▸ ABOUT THIS TASK:
Copy out every line holding the string "title" from the records below.

------ DATA FOR THE TASK

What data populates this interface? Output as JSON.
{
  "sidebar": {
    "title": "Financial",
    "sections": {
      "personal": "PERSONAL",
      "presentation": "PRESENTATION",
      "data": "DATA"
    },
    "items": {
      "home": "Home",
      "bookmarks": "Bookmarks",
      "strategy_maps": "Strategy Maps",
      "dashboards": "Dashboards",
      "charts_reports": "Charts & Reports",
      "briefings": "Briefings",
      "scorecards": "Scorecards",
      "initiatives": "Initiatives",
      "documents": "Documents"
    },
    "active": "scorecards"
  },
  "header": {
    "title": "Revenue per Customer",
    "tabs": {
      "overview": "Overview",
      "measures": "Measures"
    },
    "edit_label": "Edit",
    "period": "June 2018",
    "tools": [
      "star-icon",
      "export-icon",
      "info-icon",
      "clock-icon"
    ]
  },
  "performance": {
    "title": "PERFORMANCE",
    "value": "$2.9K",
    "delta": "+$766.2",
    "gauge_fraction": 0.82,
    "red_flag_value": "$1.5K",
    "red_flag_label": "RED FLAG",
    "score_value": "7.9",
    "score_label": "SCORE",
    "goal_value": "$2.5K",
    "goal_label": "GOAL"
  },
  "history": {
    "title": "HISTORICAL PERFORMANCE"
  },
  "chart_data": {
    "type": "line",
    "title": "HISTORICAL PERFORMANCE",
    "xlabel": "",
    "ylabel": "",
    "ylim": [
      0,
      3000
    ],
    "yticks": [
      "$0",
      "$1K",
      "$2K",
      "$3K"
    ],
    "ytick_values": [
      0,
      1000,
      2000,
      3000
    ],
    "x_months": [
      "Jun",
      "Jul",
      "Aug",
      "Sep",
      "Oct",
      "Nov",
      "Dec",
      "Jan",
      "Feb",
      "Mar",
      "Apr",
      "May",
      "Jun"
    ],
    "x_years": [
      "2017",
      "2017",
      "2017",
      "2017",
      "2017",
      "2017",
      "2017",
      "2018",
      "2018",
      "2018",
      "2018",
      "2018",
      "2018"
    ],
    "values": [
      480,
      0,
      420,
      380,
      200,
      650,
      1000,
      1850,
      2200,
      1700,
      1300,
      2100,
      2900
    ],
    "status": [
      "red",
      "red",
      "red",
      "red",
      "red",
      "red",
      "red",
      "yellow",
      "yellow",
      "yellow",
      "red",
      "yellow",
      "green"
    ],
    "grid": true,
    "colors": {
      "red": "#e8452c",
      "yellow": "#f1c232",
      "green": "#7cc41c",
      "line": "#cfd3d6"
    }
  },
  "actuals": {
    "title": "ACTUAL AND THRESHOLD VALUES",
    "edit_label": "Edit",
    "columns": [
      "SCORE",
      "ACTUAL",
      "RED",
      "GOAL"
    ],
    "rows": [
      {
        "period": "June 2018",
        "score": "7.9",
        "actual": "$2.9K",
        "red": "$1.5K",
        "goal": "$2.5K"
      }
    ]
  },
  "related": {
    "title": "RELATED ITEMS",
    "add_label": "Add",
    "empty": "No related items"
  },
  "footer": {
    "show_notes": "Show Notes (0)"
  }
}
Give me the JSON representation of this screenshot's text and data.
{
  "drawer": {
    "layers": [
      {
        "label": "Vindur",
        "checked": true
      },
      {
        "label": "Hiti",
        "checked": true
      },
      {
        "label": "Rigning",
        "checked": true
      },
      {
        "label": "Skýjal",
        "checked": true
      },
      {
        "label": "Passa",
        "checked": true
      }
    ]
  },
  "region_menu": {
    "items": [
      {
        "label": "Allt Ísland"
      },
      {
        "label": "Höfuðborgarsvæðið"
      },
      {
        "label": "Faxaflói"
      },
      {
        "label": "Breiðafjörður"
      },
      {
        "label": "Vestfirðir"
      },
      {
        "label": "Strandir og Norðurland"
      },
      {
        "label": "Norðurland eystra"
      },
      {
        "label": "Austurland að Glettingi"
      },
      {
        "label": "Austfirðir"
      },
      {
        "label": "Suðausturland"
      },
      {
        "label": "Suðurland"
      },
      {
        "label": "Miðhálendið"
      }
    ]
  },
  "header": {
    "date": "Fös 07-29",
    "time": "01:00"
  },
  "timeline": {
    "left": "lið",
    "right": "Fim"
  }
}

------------

▸ REPLY:
    "title": "Financial",
    "title": "Revenue per Customer",
    "title": "PERFORMANCE",
    "title": "HISTORICAL PERFORMANCE"
    "title": "HISTORICAL PERFORMANCE",
    "title": "ACTUAL AND THRESHOLD VALUES",
    "title": "RELATED ITEMS",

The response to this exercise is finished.